Internet time-wasters, start your engines. A nonprofit called Below the Surface is gearing up to map 27 of the country's most endangered rivers using the same technology that gave the world Google Street View. That means 360-degree shots of beautiful, polluted, shrinking, over-tapped waterways for the world to click on (and, hopefully, get fired up about). This endeavor, called the Riverview Project, earned Below the Surface's two founders, a couple of smart surfers, the distinction of being Outside's 2012 "readers of the year." They'll be updating readers about the project's progress on the magazine's website. And since we can't resist …

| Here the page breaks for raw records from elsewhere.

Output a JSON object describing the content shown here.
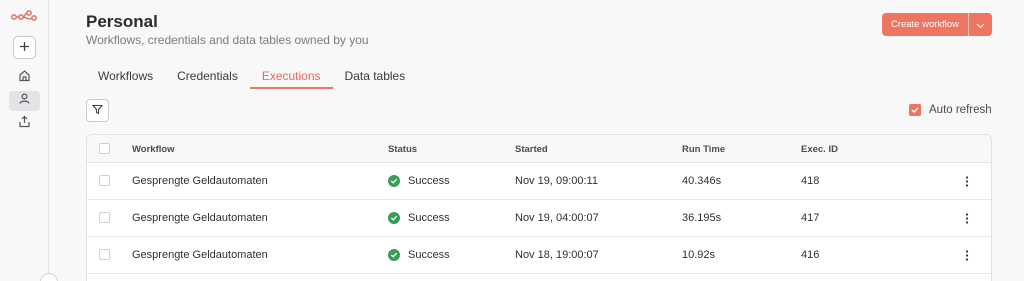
{
  "header": {
    "title": "Personal",
    "subtitle": "Workflows, credentials and data tables owned by you",
    "create_label": "Create workflow"
  },
  "tabs": [
    {
      "label": "Workflows",
      "active": false
    },
    {
      "label": "Credentials",
      "active": false
    },
    {
      "label": "Executions",
      "active": true
    },
    {
      "label": "Data tables",
      "active": false
    }
  ],
  "toolbar": {
    "auto_refresh_label": "Auto refresh",
    "auto_refresh_checked": true
  },
  "table": {
    "columns": {
      "workflow": "Workflow",
      "status": "Status",
      "started": "Started",
      "run_time": "Run Time",
      "exec_id": "Exec. ID"
    },
    "rows": [
      {
        "workflow": "Gesprengte Geldautomaten",
        "status": "Success",
        "started": "Nov 19, 09:00:11",
        "run_time": "40.346s",
        "exec_id": "418"
      },
      {
        "workflow": "Gesprengte Geldautomaten",
        "status": "Success",
        "started": "Nov 19, 04:00:07",
        "run_time": "36.195s",
        "exec_id": "417"
      },
      {
        "workflow": "Gesprengte Geldautomaten",
        "status": "Success",
        "started": "Nov 18, 19:00:07",
        "run_time": "10.92s",
        "exec_id": "416"
      }
    ]
  },
  "colors": {
    "accent": "#ee7561",
    "success": "#3c9b5a"
  },
  "icons": {
    "sidebar": [
      "logo-icon",
      "plus-icon",
      "home-icon",
      "user-icon",
      "share-icon"
    ],
    "filter": "filter-icon",
    "row_actions": "kebab-icon"
  }
}
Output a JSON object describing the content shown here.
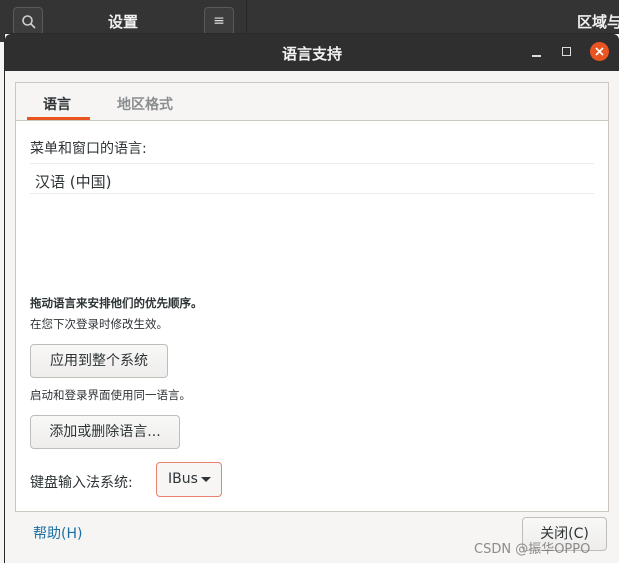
{
  "background_window": {
    "title": "设置",
    "right_title": "区域与",
    "menu_glyph": "≡"
  },
  "dialog": {
    "title": "语言支持",
    "tabs": [
      {
        "label": "语言",
        "active": true
      },
      {
        "label": "地区格式",
        "active": false
      }
    ],
    "menu_window_language_label": "菜单和窗口的语言:",
    "languages": [
      "汉语 (中国)"
    ],
    "drag_hint": "拖动语言来安排他们的优先顺序。",
    "effect_hint": "在您下次登录时修改生效。",
    "apply_button": "应用到整个系统",
    "same_language_hint": "启动和登录界面使用同一语言。",
    "add_remove_button": "添加或删除语言...",
    "keyboard_input_label": "键盘输入法系统:",
    "keyboard_input_value": "IBus",
    "help_link": "帮助(H)",
    "close_button": "关闭(C)"
  },
  "watermark": "CSDN @振华OPPO",
  "colors": {
    "accent": "#e95420",
    "titlebar": "#2f2f2f",
    "link": "#1a6fa5"
  }
}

Read more: Pollution


Critical List: Same old U.S. and China at COP talks; Warren Buffett’s solar farm

At the COP talks, the United States is driving all the other countries crazy. The U.S. response: "What, us?" China's conditions for a climate deal include the demand that it and other growing economies would have to meet different standards than rich countries. So, essentially, nothing has changed. Warren Buffett's buying Topaz Solar Farm, a California project worth $2 billion. Is Silicon Valley taking over the auto industry from Detroit? Gainesville, Fla., ranks between Japan and Spain on per capita solar power.


Study: The climate is changing faster than species can adapt

Whatever the Republican candidates for president may have told you, climate change and evolution are both realities of nature. But it turns out that in a fight-to-the-death throwdown, climate change would win by a mile. A new study published in the journal PLoS One has found that over the next 90 years, the climate in North America will change faster than species can adapt.  The rate at which species can change to adapt to their environment tracks with the climate's change rate over the last 300,000 years. The climate variations in that time have been nothing to sneeze at -- …


‘Organic water’ is a thing now

A German brand of bottled water called BioKristall has gotten the official go-ahead to market itself as organic water. That's right, not a single pesticide was used to keep away the insects that feed on water crops, and it didn't need any chemical fertilizer either. Thank goodness SOMEBODY cares about our health. Okay, now all the Lululemon-wearers have gone to petition their local Whole Foods to import BioKristall. The rest of you are probably saying "wtf, isn't all water organic," and indeed a watchdog group said exactly that, and they said it in court. But somehow, even though their case …

Read more: Food, Organic Food